United States federal agencies, in partnership with the law enforcement bodies of a number of allied nations, are making the first real press to establish security-by-design principles for manufacturers of software and internet-connected devices. While at this point these are only recommendations, it is the first time that the government has issued guidance of this nature.
Security-by-design guidance calls for “out of the box” controls, greatly improved transparency
The current approach to software security is to put most of the responsibility on the end user. The security-by-design guidance shows that governments are increasingly expecting manufacturers and developers to have their products reasonably locked down when they ship, and to be configured for updates that allow new vulnerabilities to be addressed.
What might this look like?
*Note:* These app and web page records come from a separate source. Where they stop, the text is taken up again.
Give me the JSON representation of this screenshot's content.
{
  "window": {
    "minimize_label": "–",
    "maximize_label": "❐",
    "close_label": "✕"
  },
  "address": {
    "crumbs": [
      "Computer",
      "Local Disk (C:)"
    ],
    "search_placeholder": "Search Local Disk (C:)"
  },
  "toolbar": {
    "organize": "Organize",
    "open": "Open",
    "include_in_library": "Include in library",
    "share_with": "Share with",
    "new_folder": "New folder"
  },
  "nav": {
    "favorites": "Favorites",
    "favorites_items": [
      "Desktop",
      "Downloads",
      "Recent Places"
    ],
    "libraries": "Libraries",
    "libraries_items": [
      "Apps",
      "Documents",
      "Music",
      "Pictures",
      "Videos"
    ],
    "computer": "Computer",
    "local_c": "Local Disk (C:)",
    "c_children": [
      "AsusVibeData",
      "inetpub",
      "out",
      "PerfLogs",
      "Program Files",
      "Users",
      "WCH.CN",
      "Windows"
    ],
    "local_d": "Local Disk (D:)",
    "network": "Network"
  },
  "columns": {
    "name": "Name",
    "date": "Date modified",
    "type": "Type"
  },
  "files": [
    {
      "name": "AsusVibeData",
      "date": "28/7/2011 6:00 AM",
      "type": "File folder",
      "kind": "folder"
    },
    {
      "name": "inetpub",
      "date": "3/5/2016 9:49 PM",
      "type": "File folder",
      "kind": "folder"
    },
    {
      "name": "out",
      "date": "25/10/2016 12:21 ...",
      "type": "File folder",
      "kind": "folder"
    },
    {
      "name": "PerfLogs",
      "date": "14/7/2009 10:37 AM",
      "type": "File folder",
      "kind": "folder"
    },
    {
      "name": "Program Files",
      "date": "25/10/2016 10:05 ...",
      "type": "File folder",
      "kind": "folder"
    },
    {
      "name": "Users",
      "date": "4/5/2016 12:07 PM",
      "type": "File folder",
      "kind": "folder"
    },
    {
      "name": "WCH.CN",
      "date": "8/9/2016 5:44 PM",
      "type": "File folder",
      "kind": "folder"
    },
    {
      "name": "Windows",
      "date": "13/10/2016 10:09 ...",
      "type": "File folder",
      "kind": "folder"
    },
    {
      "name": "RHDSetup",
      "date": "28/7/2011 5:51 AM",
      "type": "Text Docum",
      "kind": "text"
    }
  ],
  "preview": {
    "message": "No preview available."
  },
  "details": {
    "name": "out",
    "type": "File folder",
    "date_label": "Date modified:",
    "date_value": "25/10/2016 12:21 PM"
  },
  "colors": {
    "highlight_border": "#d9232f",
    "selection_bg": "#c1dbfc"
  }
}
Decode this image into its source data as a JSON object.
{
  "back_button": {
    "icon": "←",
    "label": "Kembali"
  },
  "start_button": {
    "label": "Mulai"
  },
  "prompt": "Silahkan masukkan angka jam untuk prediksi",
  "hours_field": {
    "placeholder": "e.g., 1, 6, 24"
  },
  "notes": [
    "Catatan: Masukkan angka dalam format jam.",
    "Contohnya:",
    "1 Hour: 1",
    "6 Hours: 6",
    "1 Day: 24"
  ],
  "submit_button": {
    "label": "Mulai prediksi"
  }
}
At the very beginning of the design process, the guidance calls for developers to use the most secure programming languages possible. The agencies also want to see vastly improved transparency, via everything from shipping a software bill of materials to starting up vulnerability disclosure programs. Code would also be subject to more industry-standard testing before it ships, and periodic reviews afterward.
For end users, the sorts of problems that plague smart devices or budget software would ideally go away. That could mean a guaranteed ability for all products to patch and update during a reasonable period of manufacturer support, as is currently standard for phones, and mandatory password (or multi-factor) protection.
These are all things that consumers want, but hesitancy to implement them voluntarily is almost always tied to cost. Robust security means more development time and more extended support of the product, which means the price tag will almost certainly go up.
International push for better standards, but no regulations as of yet
The security-by-design guidance originates from CISA, the FBI and the NSA, and is supported by about half a dozen US allies around the world. It is unclear to what degree there will be voluntary adoption of these guidelines, but authorities see it as a “conversation starter” that could move to regulation at some point in the future.
Two of the co-signers of the guidance are Germany and the Netherlands, and the conversation about regulation is already underway in the EU with the proposed Cyber Resilience Act aimed at making smart devices more secure. The fortunes of this bill are still in doubt, however, as open source software organizations are coming together to oppose it on the basis of a “chilling effect” on development. The language of the bill exempts “non-commercial” software from regulation, but critics oppose vague language that could be used to sweep up nearly anything in the market that could be tied to a donation of some sort. The bill also seeks to impose these standards on Linux, but with no clear plan as of yet as to naming parties that are responsible for maintaining the open source language and answerable to security failures.